Susan Farmer, longtime president of Rhode Island’s only pubTV network, died Sept. 16 after a 12-year battle with cancer. She was 71.
Farmer broke down barriers in Rhode Island by becoming the state’s first female secretary of state in 1982. After losing a bid for lieutenant governor in 1986, she was offered the position of president of Providence’s WSBE (now branded as Rhode Island PBS) the following year.
She ran the station for nearly two decades and, despite coming into the field from politics, became a beloved system leader due to her fundraising acumen, playful demeanor and commitment to the mission of pubcasting, according to pubcasting colleagues.
Farmer served on the boards of many public TV affinity groups, including the National Educational Telecommunications Association and the Association of Public Television Stations.
At WSBE Farmer established an independent fundraising nonprofit for the state-owned network. The Channel 36 Foundation, now the Rhode Island PBS Foundation, helped the station reduce its reliance on state subsidies, increasing fundraising revenues by more than 50 percent during her 17-year tenure. She also launched a weekly public affairs program A Lively Experiment; Farmer, at ease on camera, occasionally guest-hosted the show herself. And she was an early proponent of the educational programs on pubTV, adding GED on TV and college telecourses to WSBE’s schedule in 1987.
“Susan was someone who led from the front,” Skip Hinton, president of NETA, told Current. “She was a trusted voice. She was also a very persistent voice. She didn’t back down in making her argument.”
That persistence and resolve came into play in 1991, during what would become the key moment in Farmer’s tenure: a funding showdown with then-Governor Bruce Sundlun, who announced his intention to zero out WSBE’s state funding. Farmer — a Republican — cornered the Democratic governor outside a sub shop in full view of reporters to argue the case for preserving the subsidy. Sundlun subsequently agreed to a reduced appropriation for WSBE, but an appropriation nonetheless.
“She saved Rhode Island public television,” David Piccerelli, current g.m. of Rhode Island PBS and Farmer’s son-in-law, told Current. “She was the person who kept it going and saved it from the chopping block.”
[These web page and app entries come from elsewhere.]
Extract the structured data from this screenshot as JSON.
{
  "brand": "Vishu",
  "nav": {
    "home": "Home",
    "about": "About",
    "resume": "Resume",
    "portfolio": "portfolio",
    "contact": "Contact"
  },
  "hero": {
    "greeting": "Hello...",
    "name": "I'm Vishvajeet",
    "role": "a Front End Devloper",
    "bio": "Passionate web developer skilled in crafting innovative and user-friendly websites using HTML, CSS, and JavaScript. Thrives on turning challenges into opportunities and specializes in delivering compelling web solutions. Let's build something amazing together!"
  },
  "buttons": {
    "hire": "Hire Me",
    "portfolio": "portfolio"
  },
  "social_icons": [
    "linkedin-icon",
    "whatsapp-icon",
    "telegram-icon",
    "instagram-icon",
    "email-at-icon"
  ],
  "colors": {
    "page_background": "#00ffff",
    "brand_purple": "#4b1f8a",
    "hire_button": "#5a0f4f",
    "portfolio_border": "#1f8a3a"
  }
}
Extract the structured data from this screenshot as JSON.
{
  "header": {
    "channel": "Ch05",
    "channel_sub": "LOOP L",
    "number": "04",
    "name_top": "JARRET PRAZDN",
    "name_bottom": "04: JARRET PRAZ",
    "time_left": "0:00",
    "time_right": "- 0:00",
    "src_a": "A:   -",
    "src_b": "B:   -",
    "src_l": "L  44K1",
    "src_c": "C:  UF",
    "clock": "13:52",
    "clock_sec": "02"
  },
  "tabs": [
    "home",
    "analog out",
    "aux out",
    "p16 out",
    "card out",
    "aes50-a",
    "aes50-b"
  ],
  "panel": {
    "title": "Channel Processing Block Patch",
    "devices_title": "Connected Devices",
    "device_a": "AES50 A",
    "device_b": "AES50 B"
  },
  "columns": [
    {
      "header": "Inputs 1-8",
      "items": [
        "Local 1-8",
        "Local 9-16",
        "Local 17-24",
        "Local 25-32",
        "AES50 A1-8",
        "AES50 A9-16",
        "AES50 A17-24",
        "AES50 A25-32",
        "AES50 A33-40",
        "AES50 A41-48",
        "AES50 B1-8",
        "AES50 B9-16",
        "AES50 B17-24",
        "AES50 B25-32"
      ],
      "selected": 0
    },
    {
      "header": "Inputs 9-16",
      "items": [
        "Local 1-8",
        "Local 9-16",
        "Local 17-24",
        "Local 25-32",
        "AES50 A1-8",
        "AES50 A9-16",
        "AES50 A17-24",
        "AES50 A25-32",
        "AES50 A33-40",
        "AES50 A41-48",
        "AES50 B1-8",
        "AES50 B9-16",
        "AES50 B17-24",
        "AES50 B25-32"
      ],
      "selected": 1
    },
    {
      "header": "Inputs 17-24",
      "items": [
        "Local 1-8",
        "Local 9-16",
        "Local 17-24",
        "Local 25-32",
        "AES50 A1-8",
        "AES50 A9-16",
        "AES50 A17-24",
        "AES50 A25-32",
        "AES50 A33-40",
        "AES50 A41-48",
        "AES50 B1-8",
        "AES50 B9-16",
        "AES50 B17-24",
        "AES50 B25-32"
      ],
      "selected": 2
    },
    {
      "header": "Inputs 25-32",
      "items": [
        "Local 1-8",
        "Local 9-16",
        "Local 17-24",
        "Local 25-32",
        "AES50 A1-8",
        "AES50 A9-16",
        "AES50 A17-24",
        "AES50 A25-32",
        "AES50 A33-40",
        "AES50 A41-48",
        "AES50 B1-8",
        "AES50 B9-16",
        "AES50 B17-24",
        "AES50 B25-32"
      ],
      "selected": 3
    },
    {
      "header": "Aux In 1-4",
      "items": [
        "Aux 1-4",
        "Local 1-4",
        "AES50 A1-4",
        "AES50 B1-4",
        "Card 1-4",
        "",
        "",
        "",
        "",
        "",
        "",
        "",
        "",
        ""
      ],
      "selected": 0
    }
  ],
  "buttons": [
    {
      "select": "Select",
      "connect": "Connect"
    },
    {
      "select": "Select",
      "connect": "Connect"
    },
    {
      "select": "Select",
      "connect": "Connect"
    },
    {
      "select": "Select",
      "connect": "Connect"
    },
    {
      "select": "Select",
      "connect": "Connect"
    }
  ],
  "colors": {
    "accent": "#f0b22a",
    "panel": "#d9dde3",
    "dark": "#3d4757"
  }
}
“She was very bold about the important mission of public broadcasting,” said Beth Courtney, president of Louisiana Public Broadcasting. Together with Elizabeth Christopherson, longtime executive director of the New Jersey Network, Courtney and Farmer developed strong friendships as the few women running public TV stations in the 1990s. They formed a tongue-in-cheek organization, Women Executives in Broadcasting, composed solely of the three of them — but wouldn’t divulge to other managers what WEB stood for. It was their way to make fun of pubcasting’s numerous acronyms.
“I think we have to have joy in what we do,” Courtney said. “And she had such a joy in living. Everything about her was joyful.”
Farmer was diagnosed with cancer in 2001 and began what would become 12 years of experimental drug trials to stave off the disease. She retired from pubTV in 2004.
She is survived by two daughters and four grandchildren. In lieu of flowers, the family asks for donations to the Rhode Island PBS Foundation.
Copyright 2013 American University